Immerse yourself in the richness of Korean storytelling, artistic expression, and cinematic excellence as the Korean Film Festival (KFF) returns this year.
The festival will host a total of 13 titles across five segments: the opening film, recent releases, documentary, visions of now and youth. In addition, there will also be a short film showcase of selected films from the Seoul International Women’s Film Festival.
Film lovers can expect to “see a curated selection of exceptional Korean films spanning various genres”, according to a press release. There will be award-winning features, insightful documentaries and captivating animations screened during the festival.
Kicking off the festival proper on 25 Oct (Wed) at Singapore’s National Gallery is Ajoomma, the festival’s opening film.
The film, a co-production between Singapore and Korea, stars local actress Hong Huifang. Hong plays a widow who’s obsessed with Korean dramas. She travels out of Singapore for the first time to Seoul but gets lost in the country. Her journey then becomes an unexpected road of self-discovery.
Hong, alongside director He Shuming will be present at the opening night for the post-screening Q&A session. The opening night is by invitation only.
Films like The Night Owl (2022) and Walk Up (2022), which dropped last year, will be screened at Golden Village Suntec City for free. The festival also offers more recent films, like Phantom (2023) and Switch (2023).
Viewers can also catch the sports drama film Rebound (2023), which was released a few months back in April.
The documentary segment spotlights Nam June Paik: Moon Is The Oldest TV, a film which traces the life of Nam himself. Nam is a pioneer of tele-visual works, and his repertoire consists of eclectic work in visual media, sculptures and drawings.
Visions of now
Director Jang Kun-jae’s A Midsummer’s Fantasia (2015) will be screened during this segment. Jang’s film highlights the sensitivities of original storytelling, as he journeys to a small rural town in Japan, Gojo.
This is the segment to look out for if you’re into coming-of-age films.
The festival will screen The Hill of Secrets (2022), a notable example in Korean Cinema which exceptionally portrays an adolescent’s encounters and emotions.
In a special short film showcase, various films by talented Korean female directors will take centre stage. This includes A Guitar in the Bucket (2021), Aurora (2021), I’m Not A Robot (2022) and My Annoying Mother (2022).

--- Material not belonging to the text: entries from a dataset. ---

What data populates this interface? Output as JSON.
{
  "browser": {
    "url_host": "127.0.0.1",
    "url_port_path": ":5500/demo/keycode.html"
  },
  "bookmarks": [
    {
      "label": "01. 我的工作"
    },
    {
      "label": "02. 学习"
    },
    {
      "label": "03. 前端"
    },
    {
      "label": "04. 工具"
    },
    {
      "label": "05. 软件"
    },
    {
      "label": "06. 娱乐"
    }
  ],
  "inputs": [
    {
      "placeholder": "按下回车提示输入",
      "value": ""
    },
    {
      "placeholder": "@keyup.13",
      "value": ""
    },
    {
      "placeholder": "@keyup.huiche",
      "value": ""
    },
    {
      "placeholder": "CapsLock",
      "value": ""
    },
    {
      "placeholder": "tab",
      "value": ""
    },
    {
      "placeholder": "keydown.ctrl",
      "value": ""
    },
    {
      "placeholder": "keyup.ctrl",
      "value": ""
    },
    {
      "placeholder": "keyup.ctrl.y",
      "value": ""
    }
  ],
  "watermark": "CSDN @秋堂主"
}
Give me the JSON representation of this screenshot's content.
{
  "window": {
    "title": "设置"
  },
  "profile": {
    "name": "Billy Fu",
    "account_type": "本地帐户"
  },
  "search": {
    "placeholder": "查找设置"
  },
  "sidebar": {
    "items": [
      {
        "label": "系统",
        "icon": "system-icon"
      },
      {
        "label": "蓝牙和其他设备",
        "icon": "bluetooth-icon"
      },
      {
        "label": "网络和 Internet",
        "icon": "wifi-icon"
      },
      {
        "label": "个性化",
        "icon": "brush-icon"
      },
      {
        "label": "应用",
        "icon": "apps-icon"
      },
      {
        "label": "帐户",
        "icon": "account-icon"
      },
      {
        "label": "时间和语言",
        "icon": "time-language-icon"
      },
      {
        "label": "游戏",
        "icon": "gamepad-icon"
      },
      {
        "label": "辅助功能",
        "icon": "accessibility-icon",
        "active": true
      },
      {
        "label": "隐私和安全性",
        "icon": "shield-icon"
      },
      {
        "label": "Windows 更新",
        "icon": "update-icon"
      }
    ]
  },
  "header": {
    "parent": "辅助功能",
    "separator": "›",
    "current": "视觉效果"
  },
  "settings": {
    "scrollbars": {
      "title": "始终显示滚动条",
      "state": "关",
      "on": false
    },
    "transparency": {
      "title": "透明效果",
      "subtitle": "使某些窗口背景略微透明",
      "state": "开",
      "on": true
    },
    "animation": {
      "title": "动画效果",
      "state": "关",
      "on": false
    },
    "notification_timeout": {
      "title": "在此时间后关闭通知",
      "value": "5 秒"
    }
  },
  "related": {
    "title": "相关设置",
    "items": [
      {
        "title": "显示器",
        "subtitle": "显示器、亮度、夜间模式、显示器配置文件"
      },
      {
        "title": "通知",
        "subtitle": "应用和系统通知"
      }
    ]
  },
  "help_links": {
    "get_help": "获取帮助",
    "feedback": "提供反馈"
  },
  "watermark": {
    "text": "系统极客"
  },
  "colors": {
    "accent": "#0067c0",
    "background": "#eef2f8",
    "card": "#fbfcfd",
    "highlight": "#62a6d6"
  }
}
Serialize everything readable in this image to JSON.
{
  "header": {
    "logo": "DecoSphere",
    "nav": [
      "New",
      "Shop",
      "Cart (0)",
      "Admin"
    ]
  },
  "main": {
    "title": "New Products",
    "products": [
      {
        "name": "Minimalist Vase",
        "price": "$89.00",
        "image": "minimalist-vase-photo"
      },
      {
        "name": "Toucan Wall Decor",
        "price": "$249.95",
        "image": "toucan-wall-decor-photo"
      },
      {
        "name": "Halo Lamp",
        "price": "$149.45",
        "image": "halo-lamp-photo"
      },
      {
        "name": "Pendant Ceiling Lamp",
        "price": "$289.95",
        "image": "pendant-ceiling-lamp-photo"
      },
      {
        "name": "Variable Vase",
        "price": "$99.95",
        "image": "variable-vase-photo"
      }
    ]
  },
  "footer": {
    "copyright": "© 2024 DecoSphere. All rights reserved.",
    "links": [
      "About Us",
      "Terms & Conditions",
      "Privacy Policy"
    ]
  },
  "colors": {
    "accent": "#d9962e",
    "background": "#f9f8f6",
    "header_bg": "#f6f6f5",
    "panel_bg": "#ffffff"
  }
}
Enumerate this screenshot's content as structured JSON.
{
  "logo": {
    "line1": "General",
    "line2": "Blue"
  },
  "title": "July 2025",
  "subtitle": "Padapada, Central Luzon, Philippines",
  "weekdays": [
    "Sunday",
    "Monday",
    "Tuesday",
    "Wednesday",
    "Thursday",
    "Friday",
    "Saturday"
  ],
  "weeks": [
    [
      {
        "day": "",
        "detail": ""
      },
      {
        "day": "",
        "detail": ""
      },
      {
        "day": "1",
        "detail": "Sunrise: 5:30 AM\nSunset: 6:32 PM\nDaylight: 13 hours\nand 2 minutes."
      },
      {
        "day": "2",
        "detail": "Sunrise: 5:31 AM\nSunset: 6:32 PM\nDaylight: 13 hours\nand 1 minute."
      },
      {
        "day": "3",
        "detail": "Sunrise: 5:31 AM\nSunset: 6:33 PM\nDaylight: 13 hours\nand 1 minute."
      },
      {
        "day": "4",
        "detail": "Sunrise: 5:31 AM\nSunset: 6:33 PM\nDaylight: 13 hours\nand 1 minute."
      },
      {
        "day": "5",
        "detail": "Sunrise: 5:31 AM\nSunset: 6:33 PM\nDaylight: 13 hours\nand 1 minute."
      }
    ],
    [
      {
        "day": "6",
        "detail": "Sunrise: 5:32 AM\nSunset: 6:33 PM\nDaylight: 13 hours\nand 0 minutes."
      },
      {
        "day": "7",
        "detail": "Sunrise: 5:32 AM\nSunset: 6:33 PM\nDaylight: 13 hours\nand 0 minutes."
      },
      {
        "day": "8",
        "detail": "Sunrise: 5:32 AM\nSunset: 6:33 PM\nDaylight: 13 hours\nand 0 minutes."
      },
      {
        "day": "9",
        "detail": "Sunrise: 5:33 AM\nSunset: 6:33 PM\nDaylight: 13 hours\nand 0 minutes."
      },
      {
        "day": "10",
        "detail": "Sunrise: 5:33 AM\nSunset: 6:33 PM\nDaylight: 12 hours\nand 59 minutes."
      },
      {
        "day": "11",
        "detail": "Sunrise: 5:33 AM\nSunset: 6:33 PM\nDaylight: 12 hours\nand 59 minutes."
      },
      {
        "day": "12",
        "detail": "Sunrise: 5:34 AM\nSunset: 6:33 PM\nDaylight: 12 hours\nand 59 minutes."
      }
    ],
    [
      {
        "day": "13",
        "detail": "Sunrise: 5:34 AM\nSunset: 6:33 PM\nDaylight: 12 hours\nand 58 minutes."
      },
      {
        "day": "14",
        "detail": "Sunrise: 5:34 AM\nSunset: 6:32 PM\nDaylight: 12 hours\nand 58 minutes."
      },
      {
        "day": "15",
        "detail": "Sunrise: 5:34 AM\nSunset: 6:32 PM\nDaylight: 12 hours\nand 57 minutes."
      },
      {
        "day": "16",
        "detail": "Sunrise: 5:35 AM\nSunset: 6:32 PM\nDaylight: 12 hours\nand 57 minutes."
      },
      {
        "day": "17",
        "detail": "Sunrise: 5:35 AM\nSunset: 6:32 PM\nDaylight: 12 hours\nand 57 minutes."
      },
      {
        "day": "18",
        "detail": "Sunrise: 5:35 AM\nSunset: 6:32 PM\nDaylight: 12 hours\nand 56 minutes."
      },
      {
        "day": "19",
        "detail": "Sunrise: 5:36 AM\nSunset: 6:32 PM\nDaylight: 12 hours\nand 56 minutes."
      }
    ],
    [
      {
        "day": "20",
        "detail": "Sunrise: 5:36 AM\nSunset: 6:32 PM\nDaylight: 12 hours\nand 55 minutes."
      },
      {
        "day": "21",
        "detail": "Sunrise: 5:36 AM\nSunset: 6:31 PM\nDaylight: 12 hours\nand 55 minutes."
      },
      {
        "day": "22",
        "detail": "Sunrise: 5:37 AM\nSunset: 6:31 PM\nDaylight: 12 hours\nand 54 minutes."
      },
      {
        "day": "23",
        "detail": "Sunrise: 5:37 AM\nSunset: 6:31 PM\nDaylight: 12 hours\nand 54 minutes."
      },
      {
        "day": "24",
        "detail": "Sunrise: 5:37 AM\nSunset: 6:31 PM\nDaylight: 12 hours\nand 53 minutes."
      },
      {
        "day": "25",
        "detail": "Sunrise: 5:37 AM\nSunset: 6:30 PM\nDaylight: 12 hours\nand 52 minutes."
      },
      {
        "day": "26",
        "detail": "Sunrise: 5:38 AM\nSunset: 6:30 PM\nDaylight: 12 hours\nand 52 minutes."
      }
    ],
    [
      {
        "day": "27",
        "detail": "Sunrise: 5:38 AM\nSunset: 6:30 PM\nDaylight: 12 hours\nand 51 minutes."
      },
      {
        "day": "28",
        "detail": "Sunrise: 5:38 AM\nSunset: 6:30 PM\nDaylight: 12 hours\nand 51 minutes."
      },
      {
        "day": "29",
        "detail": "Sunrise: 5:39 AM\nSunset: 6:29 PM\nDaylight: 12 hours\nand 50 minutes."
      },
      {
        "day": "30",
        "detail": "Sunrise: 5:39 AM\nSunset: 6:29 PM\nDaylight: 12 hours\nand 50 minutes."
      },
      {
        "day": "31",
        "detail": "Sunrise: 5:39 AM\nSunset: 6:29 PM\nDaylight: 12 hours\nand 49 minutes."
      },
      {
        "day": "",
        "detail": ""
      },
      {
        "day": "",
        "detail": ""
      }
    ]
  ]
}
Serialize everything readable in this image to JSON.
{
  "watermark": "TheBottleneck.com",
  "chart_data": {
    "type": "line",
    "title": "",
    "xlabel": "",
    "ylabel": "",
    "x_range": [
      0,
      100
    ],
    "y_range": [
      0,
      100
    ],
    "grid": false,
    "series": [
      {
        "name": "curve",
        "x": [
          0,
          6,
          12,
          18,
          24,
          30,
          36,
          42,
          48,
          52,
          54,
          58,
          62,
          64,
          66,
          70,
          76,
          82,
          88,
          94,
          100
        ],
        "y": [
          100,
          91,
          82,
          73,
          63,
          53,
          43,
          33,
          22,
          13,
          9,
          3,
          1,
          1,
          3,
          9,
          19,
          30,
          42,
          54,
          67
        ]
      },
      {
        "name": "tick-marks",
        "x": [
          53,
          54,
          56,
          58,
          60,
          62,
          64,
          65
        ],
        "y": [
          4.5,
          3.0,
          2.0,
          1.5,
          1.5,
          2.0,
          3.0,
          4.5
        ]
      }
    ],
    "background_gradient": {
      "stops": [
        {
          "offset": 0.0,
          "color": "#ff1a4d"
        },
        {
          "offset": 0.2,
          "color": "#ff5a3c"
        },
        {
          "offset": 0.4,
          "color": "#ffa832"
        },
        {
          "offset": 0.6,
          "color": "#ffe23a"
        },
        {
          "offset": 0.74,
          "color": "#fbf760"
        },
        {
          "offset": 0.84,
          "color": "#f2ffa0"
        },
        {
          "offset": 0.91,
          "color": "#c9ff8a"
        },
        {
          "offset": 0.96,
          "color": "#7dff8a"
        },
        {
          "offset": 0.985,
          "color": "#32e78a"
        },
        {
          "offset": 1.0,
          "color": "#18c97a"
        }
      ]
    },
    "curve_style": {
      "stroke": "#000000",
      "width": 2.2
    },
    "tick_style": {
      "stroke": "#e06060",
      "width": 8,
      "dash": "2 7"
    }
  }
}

All screenings are at Suntec City’s Golden Village. Admission to the screenings is free of charge, and viewers can obtain their tickets here.